Woven through the critiques of the UK’s anti-trafficking system is the concern that the immigration enforcement focus that the UK has adopted is causing serious harm to victims and survivors of human trafficking. Compared to the 2021 report, the 2022 edition points towards the Government’s attempts to erode protections and support. For instance, concerns voiced in the previous report around the conflation of immigration and human trafficking do not appear to have been listened to by the UK Government, but rather worsened by the passing of the Nationality & Borders Act as well as the creation of the Immigration Enforcement Competent Authority, which has been criticised by the Independent Anti-Slavery Commissioner and wider anti-trafficking sector. The refusal to provide a ‘clear route to residency for foreign victims and ensure potential foreign victims who are referred into the NRM can work’ as well as a wholly inadequate ‘leave to remain’ policy, where leave is rarely granted and when it is the duration is often only 12 months or less, is also highlighted within the report. The UK’s hostile environment policies severely hinder its ability to combat trafficking and dissuades victims from coming forward for fear of deportation. As Sir Mo Farah has bravely highlighted in talking about his own experience of being trafficked, disclosure of trafficking can take years, yet the Nationality & Borders Act means that so called ‘late’ disclosure can undermine credibility.

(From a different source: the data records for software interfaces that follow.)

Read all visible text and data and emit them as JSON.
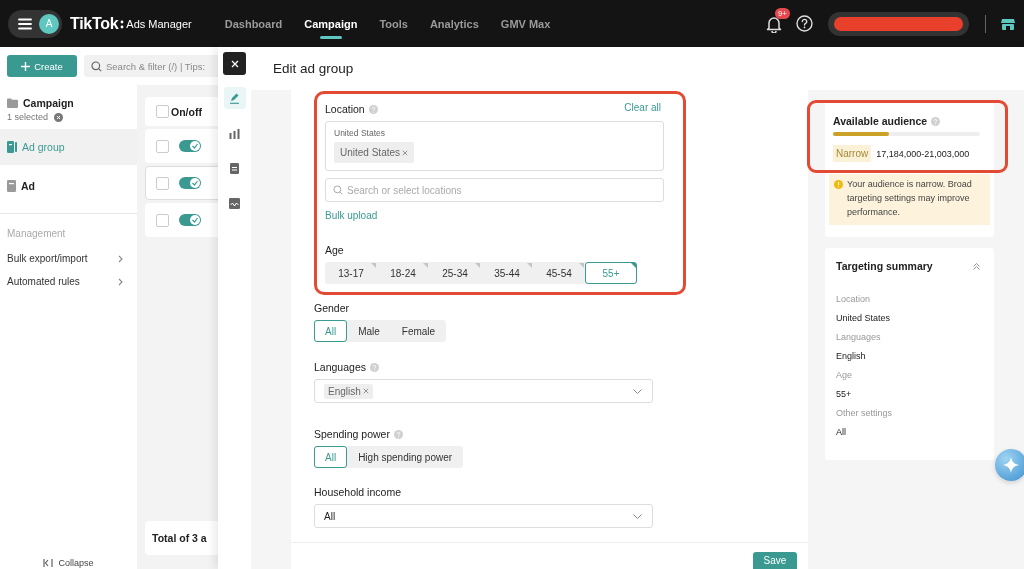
{
  "topbar": {
    "avatar": "A",
    "logo": "TikTok",
    "product": "Ads Manager",
    "nav": [
      {
        "label": "Dashboard",
        "selected": false
      },
      {
        "label": "Campaign",
        "selected": true
      },
      {
        "label": "Tools",
        "selected": false
      },
      {
        "label": "Analytics",
        "selected": false
      },
      {
        "label": "GMV Max",
        "selected": false
      }
    ],
    "notification_badge": "9+"
  },
  "toolbar": {
    "create": "Create",
    "search": {
      "placeholder": "Search & filter (/) | Tips:"
    }
  },
  "sidebar": {
    "items": [
      {
        "kind": "campaign",
        "label": "Campaign",
        "note": "1 selected",
        "selected": false
      },
      {
        "kind": "adgroup",
        "label": "Ad group",
        "selected": true
      },
      {
        "kind": "ad",
        "label": "Ad",
        "selected": false
      }
    ],
    "management": {
      "heading": "Management",
      "links": [
        "Bulk export/import",
        "Automated rules"
      ]
    },
    "collapse": "Collapse"
  },
  "table": {
    "header": "On/off",
    "header_checked": false,
    "rows": [
      {
        "checked": false,
        "on": true,
        "hovered": false
      },
      {
        "checked": false,
        "on": true,
        "hovered": true
      },
      {
        "checked": false,
        "on": true,
        "hovered": false
      }
    ],
    "footer": "Total of 3 a"
  },
  "drawer": {
    "title": "Edit ad group",
    "rail": [
      {
        "kind": "edit",
        "selected": true
      },
      {
        "kind": "chart",
        "selected": false
      },
      {
        "kind": "document",
        "selected": false
      },
      {
        "kind": "image",
        "selected": false
      }
    ]
  },
  "form": {
    "targeting": {
      "highlighted": true,
      "location": {
        "label": "Location",
        "clear": "Clear all",
        "group_label": "United States",
        "tags": [
          "United States"
        ],
        "search_placeholder": "Search or select locations",
        "bulk": "Bulk upload"
      },
      "age": {
        "label": "Age",
        "options": [
          {
            "label": "13-17",
            "selected": false
          },
          {
            "label": "18-24",
            "selected": false
          },
          {
            "label": "25-34",
            "selected": false
          },
          {
            "label": "35-44",
            "selected": false
          },
          {
            "label": "45-54",
            "selected": false
          },
          {
            "label": "55+",
            "selected": true
          }
        ]
      }
    },
    "gender": {
      "label": "Gender",
      "options": [
        {
          "label": "All",
          "selected": true
        },
        {
          "label": "Male",
          "selected": false
        },
        {
          "label": "Female",
          "selected": false
        }
      ]
    },
    "languages": {
      "label": "Languages",
      "tags": [
        "English"
      ]
    },
    "spending_power": {
      "label": "Spending power",
      "options": [
        {
          "label": "All",
          "selected": true
        },
        {
          "label": "High spending power",
          "selected": false
        }
      ]
    },
    "household_income": {
      "label": "Household income",
      "value": "All"
    },
    "save": "Save"
  },
  "audience": {
    "title": "Available audience",
    "highlighted": true,
    "level": 0.38,
    "breadth": "Narrow",
    "range": "17,184,000-21,003,000",
    "warning": "Your audience is narrow. Broad targeting settings may improve performance."
  },
  "summary": {
    "title": "Targeting summary",
    "expanded": true,
    "items": [
      {
        "label": "Location",
        "value": "United States"
      },
      {
        "label": "Languages",
        "value": "English"
      },
      {
        "label": "Age",
        "value": "55+"
      },
      {
        "label": "Other settings",
        "value": "All"
      }
    ]
  }
}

Rolling back protections

Similarly, one of the prioritised recommendations put forward by the US State Department is to ensure that the UK does not depart from definitions of human trafficking in international law, thereby limiting their obligations towards victims. The consequences of not being correctly identified as a victim are extremely serious: this can have a negative impact on credibility, give even greater control to an exploiter, leave someone without support or the opportunity to gain leave to remain as a survivor, at risk of destitution and removal, and vulnerable to further exploitation including re-trafficking. The recommendations include the need for the UK to ensure that the statutory definition of trafficking under the Modern Slavery Act 2015 does not require movement of the victim as an element of the crime. Already we have seen the UK government seek to enshrine a definition that requires movement in a way that risks creating confusion, raising the threshold for  identification and breaching international law. These efforts were roundly condemned in the UK House of Lords, resulting in a motion to regret concerning the Slavery and Human Trafficking (Definition of Victim) Regulations 2022 which ‘give rise to concerns that the changes will narrow the ability of victims to be identified and to access support.’

Forthcoming Modern Slavery Bill – missed opportunities?

The UK Government is currently taking steps towards a new Modern Slavery Bill. This provides an opportunity for the UK to demonstrate its commitment to international law by incorporating the Council of Europe for Action Against Trafficking in Human Beings (ECAT) into our national legislation, together with a commitment to retain the Anti-Trafficking Directive. Briefing on the need to scrap protections and support for victims of trafficking to push through their cruel Rwanda deportation plan, the Government is stepping further and further away from international commitments the UK was only recently proud to make, and the measures needed to retain Tier 1 status. We call on the UK Government to take this moment to implement the recommendations put forward in the 2022 TIP report, and build up, rather than strip back, the UK’s anti-trafficking system. Should the UK continue along its current trajectory, this may act as a tipping point, where the UK can no longer consider its international standing in combatting human trafficking as secure.